**Extracted entries:**
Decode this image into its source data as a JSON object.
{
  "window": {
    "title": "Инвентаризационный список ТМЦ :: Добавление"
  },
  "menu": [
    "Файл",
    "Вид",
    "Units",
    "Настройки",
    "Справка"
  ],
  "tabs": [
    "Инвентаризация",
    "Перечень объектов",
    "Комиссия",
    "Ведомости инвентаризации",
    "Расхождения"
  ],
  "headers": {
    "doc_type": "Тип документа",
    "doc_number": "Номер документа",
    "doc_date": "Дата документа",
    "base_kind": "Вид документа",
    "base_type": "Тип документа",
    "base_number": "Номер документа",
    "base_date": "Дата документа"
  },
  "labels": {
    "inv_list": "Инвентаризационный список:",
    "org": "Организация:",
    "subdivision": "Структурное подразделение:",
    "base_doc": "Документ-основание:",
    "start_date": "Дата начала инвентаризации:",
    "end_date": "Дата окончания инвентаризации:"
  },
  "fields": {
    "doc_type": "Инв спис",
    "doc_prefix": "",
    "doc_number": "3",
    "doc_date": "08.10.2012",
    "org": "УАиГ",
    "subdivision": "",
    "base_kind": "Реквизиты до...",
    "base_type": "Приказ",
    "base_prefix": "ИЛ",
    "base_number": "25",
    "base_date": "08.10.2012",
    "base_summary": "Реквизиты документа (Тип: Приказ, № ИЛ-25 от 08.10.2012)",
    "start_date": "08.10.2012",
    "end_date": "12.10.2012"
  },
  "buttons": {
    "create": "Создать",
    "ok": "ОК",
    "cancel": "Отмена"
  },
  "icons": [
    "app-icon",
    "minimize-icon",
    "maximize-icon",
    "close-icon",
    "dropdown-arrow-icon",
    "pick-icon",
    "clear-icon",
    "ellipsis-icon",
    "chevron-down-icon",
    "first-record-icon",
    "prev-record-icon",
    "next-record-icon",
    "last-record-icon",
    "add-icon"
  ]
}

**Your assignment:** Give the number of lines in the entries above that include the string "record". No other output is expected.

**Answer to this problem:** 4